Broadstairs is rightly known as `the jewel in Thanet's crown'. This most easterly, quintessentially English seaside resort exudes much charm. Its sandy beaches provide wonderful opportunities for family bathing. Late Regency and more predominantly Victorian or Edwardian buildings reflect growth following railway expansion. Historically, the town's name was linked to broad stairs which were cut into steep cliffs above its shoreline, leading to an ancient religious shrine.
A fishing village with smuggling activities is all that existed in Georgian times. By 1815 it was here that the exultant news of victory at Waterloo first reached our country. Later in the nineteenth century Charles Dickens frequented the borough. There are two museums relating to his life and great works. Festivals marking his visits along with food fetes enliven summer gaiety. All these vivid scenes are pictured within this collection of scenes, past and present. They are a colourful illustration of how time has kindly preserved and simply enhanced this Kentish gem.

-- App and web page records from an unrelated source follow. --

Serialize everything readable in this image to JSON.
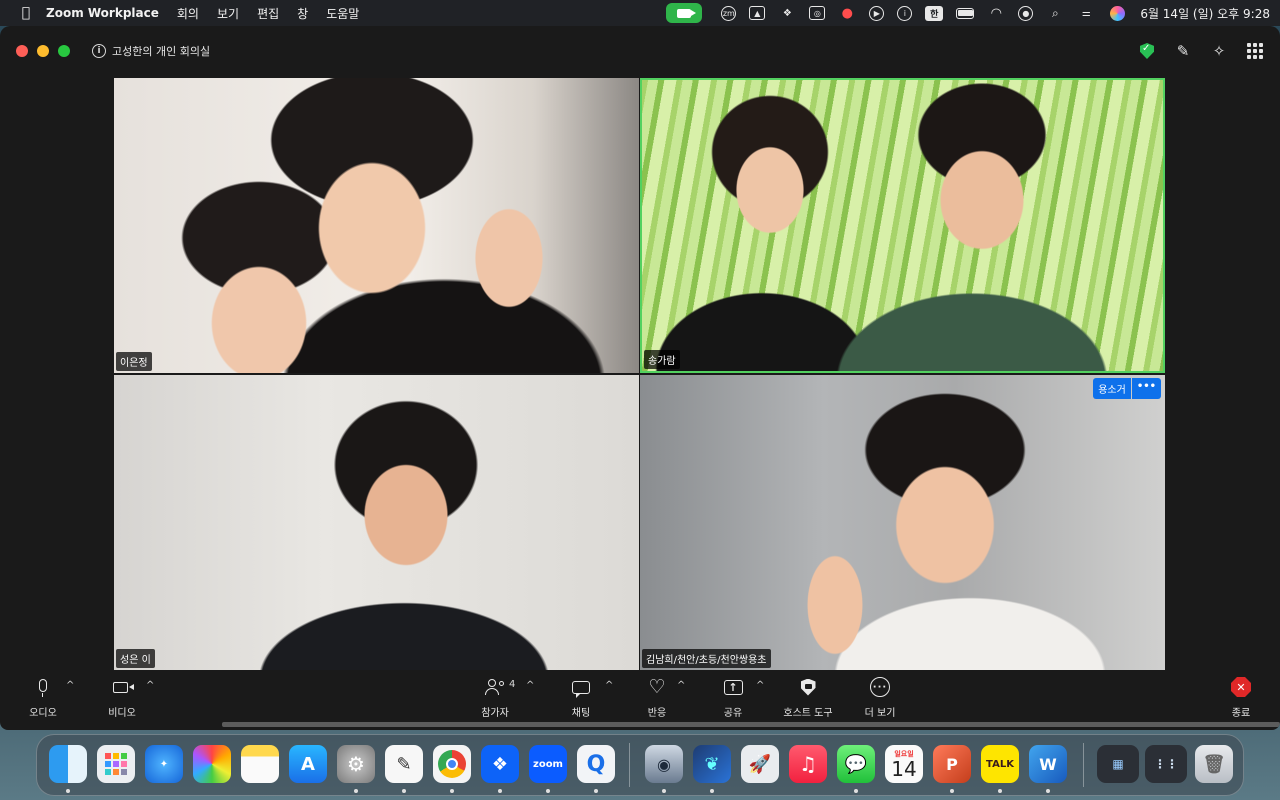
{
  "menubar": {
    "app_name": "Zoom Workplace",
    "menus": [
      "회의",
      "보기",
      "편집",
      "창",
      "도움말"
    ],
    "status_icons": [
      "zoom-active-icon",
      "zm-icon",
      "drive-icon",
      "dropbox-icon",
      "app-icon",
      "record-icon",
      "play-icon",
      "accessibility-icon",
      "input-han-icon",
      "battery-icon",
      "wifi-icon",
      "user-icon",
      "search-icon",
      "control-center-icon",
      "siri-icon"
    ],
    "input_method": "한",
    "zm_badge": "zm",
    "clock": "6월 14일 (일) 오후 9:28"
  },
  "window": {
    "meeting_title": "고성한의 개인 회의실",
    "colors": {
      "active_speaker_border": "#53d160",
      "security_green": "#29c055",
      "end_red": "#e02828",
      "badge_blue": "#0e71eb"
    }
  },
  "participants": [
    {
      "name": "이은정"
    },
    {
      "name": "송가람",
      "active_speaker": true
    },
    {
      "name": "성은 이"
    },
    {
      "name": "김남희/천안/초등/천안쌍용초"
    }
  ],
  "active_speaker_badge": {
    "name": "용소거",
    "more": "•••"
  },
  "toolbar": {
    "audio": "오디오",
    "video": "비디오",
    "participants": "참가자",
    "participants_count": "4",
    "chat": "채팅",
    "reactions": "반응",
    "share": "공유",
    "host_tools": "호스트 도구",
    "more": "더 보기",
    "end": "종료",
    "caret": "^"
  },
  "dock": {
    "items": [
      {
        "name": "finder"
      },
      {
        "name": "launchpad"
      },
      {
        "name": "safari"
      },
      {
        "name": "photos"
      },
      {
        "name": "notes"
      },
      {
        "name": "app-store"
      },
      {
        "name": "system-settings"
      },
      {
        "name": "freeform"
      },
      {
        "name": "chrome"
      },
      {
        "name": "dropbox"
      },
      {
        "name": "zoom",
        "label": "zoom"
      },
      {
        "name": "quicktime"
      },
      {
        "name": "bartender"
      },
      {
        "name": "copilot"
      },
      {
        "name": "rocket"
      },
      {
        "name": "music"
      },
      {
        "name": "messages"
      },
      {
        "name": "calendar",
        "weekday": "일요일",
        "day": "14"
      },
      {
        "name": "powerpoint"
      },
      {
        "name": "kakaotalk",
        "label": "TALK"
      },
      {
        "name": "word"
      },
      {
        "name": "downloads"
      },
      {
        "name": "screens"
      },
      {
        "name": "trash"
      }
    ]
  }
}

Robert Turcan is a retired fund manager who was brought up on a fruit farm in the North Kent horticultural belt. He has a lifelong interest in local history, in the pursuit of which he has amassed a considerable collection of topographical postcards, books and maps. His appreciation of the constantly changing environment is complimented by keen amateur photography, as well as a number of previously published titles on Kent's towns.